A student of the University of Michigan was threatened by an unidentified man who said that he would set her on fire if she didn’t remove her hijab, according to the police. He also made references to her religion. The incident took place on Friday, outside the university campus in Ann Arbor. Police said the woman, who was not named, complied and left.
Diane Brown, public information officer for the university’s Division of Public Safety and Security, told The Washington Post,“We do consider this a hate crime”. The Ann Arbor Police Department is heading the investigation.
In a statement released on Saturday afternoon, the University’s public safety officials said they were “very concerned and disturbed” by the alleged hate crime.
“Officers are conducting additional patrols in that area and the Ann Arbor police are actively investigating,” according to the statement.
A couple of witnesses described the stranger as a white unkempt muscular man in his late 20s, and of average height. Michigan Police also stated that the man reportedly seemed to be inebriated. The investigation comes amid several reports of hate crimes and harassment from across the country following Donald Trump’s win.
A similar incident occurred in Georgia, where a Muslim high school teacher received a note which read that her “headscarf isn’t allowed anymore.” The note also told her to “tie” her headscarf around her neck and “hang yourself with it.”
A Muslim woman, her children and her elderly parents were threatened in Ohio by a man who allegedly approached the family’s car, pounded on the window and asked the woman to leave the country as she didn’t belong here while yelling racist remarks and obscenities. He also took pictures of her children.
According to the Southern Poverty Law Center, more than 200 incidents have already been reported nationwide. A majority of the threats have been against Muslims, people of the LGBT community and African Americans The incidents were reported on the news, on social media and directly to the organization’s website.
On the campaign trail Donald Trump had pledged to prevent Muslims from entering the United States and send back those who were a threat to the nation.

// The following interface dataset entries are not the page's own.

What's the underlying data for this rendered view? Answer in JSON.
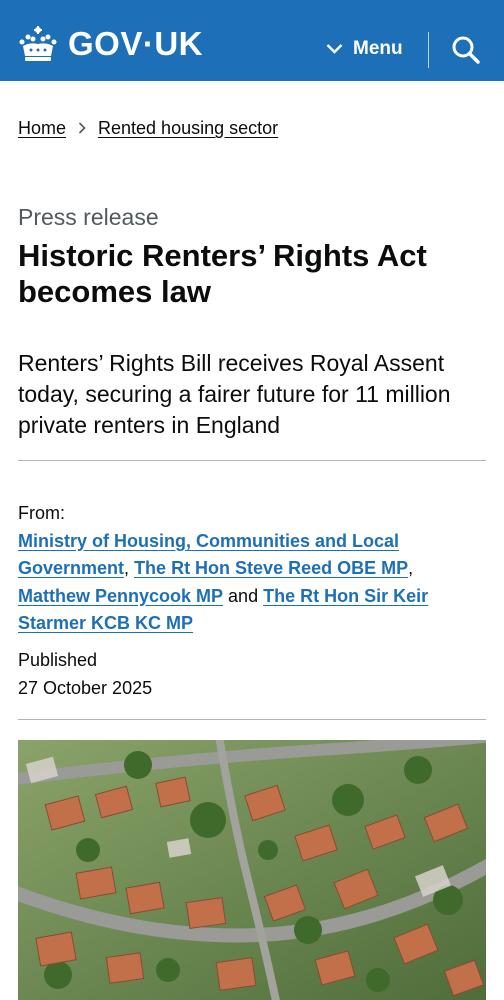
{
  "header": {
    "logo_text": "GOV·UK",
    "menu_label": "Menu",
    "brand_color": "#1d70b8"
  },
  "breadcrumb": {
    "items": [
      "Home",
      "Rented housing sector"
    ]
  },
  "page": {
    "caption": "Press release",
    "title": "Historic Renters’ Rights Act becomes law",
    "lead": "Renters’ Rights Bill receives Royal Assent today, securing a fairer future for 11 million private renters in England"
  },
  "meta": {
    "from_label": "From:",
    "organisations": [
      "Ministry of Housing, Communities and Local Government",
      "The Rt Hon Steve Reed OBE MP",
      "Matthew Pennycook MP",
      "The Rt Hon Sir Keir Starmer KCB KC MP"
    ],
    "separator_comma": ",",
    "separator_and": "and",
    "published_label": "Published",
    "published_date": "27 October 2025"
  },
  "icons": {
    "logo": "crown-icon",
    "menu": "chevron-down-icon",
    "search": "search-icon",
    "breadcrumb_separator": "chevron-right-icon"
  }
}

He later changed his statement saying he wanted to keep out immigrants from certain countries that have been “compromised by terrorism.”
But his modified stance is not very reassuring as reports of people from certain backgrounds being harassed or threatened continue to pour in.
The Council on American-Islamic Relations, a Muslim advocacy group, believes the surge in Islamophobia can be attributed to Donald Trump’s victory.